Supra Sword Excalibur Loudspeaker Cable

hfnedchoiceSweden's Supra brand was in the vanguard of the cable revolution in the late '70s so its new and vibrant Excalibur flagship is no mere stab in the dark.

With its blue-tinged foil screen positively glowing through a tight, translucent PVC jacket, Supra's flagship speaker cable, priced at £1700 for a 3m terminated set (£300 per additional stereo metre), makes for a vivid statement. It's a world away from the speaker cables that helped Tommy Jenving launch his Swedish Supra brand in 1976. Its Supra Cable 4 and 2.5 used bunches of very fine copper strands in a standard figure-of-eight geometry. Its later 10mm2 Supra Cable 10, with 2562x0.07mm 4N copper strands, still has the lowest series resistance that I've measured (3.1mohm/m) when tested nearly 30 years ago [Hi-Fi Choice Aug '94].

Fast forward to today and the range-topping Excalibur version of its Sword cable now features a foil screen over its symmetrical, bifilar-wound signal and return cores. Here two sets of 12 enamel-coated 5N OF-copper strands are wound at 90° to each other over a hard PE core and separated with a layer of softer PE insulation. The coarse Litz-like geometry is intended to trade higher capacitance for lower inductance while the enamel-coating eliminates inter-strand conduction. Finally, Supra's crimped 'CombiCon' cable terminations may be fitted with rhodium-plated 4mm bananas or spades.

Now, whether you choose to ground the Excalibur's foil screen to your amp via one or more of Supra's separate XL-Annorum conductors [see pic, above] does not affect the cable's lumped parameters, including the 0.47µH/m series loop inductance. This is an 'average' rather than particularly low figure – Supra claims 0.25µH/m which is very close to the 0.23µH/m we measured for In-akustik's LS-204 XL cable [HFN Feb '21], another helically-wound derivative claiming low inductance. The specified 5.2mohm/m resistance precisely matches the AWG linear-metre standard for a solid 12-gauge (3mm2) copper conductor, but our figure for a terminated length was a higher 17.9mohm/m loop, equivalent to a 0.019dB/m power loss into an 8ohm load. Parallel capacitance is also a perfectly moderate 151pF/m.

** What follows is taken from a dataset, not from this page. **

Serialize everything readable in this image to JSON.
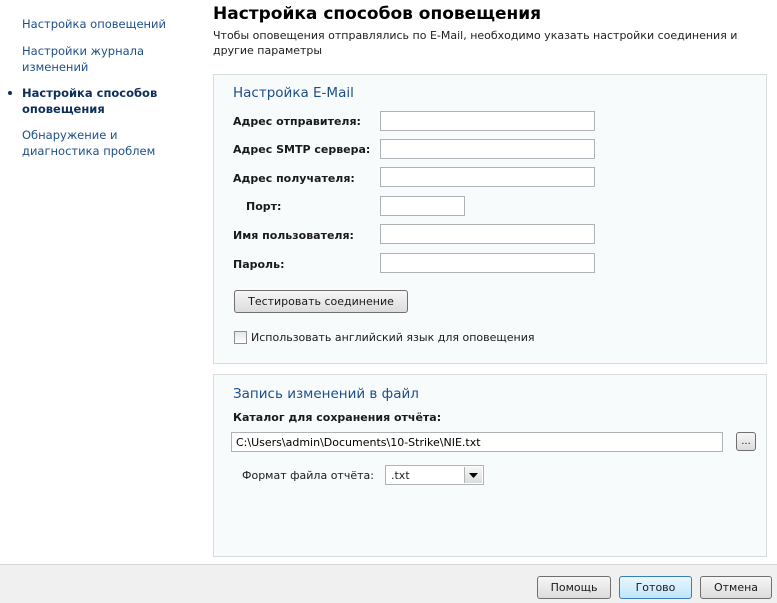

sqnote Cutting Edge
In addition to my usual Constellation Centaur II 500 [HFN Dec '19] and B&W 801 D4s [HFN Nov '21], I was blessed with more than a few other amp/speaker combinations this month with which to sample the potentially Arthurian qualities of this particular Excalibur. With most of these systems – and especially the Western Electric 91E [HFN Feb '23] with DeVore O/93s – the Sword Excalibur encouraged what I'd best describe as an arresting, animated sound.


Inside the Excalibur showing the multistrand bifilar-winding of each conductor around a polyethylene core. The foil screen, drain wire and fibre packing are also clearly revealed

Bass, notably, had a richer 'colour' than I'd heard with other high-end cables, bringing extra weight, impact and sheer 'bounce' to Grischka Zepf's strumming on Chris Jones' 'No Sanctuary Here' [Roadhouses And Automobiles; SFR 357.8006.1] just as it helped lift Paul Chambers' bowed solo on 'Red Pepper Blues' [Art Pepper Meets The Rhythm Section; Contemporary/Original Jazz Classics S7532]. Treble, too, was sweet with just the right bite given to percussion and plucked strings, even if the extreme top-end was arguably slightly 'dark' rather than brightly lit. Many listeners will prefer it this way, of course, but that's the beauty of a cable that beguiles as it informs.

Hi-Fi News Verdict
If you can tear your eyes away from this bright blue cable and focus on the sound then you're in for a treat. Why? Because Supra's Excalibur achieves a momentum of its own as it rolls with rock as enthusiastically as it fans the thunder of an orchestral climax. Even if it's not entirely transparent-sounding, any colour it brings is both subtle and sympathetic, and delivered at a price – £1400/2m set – that's pitched well below that of audio's apex cables.

Price £1700 (3.0m terminated stereo set)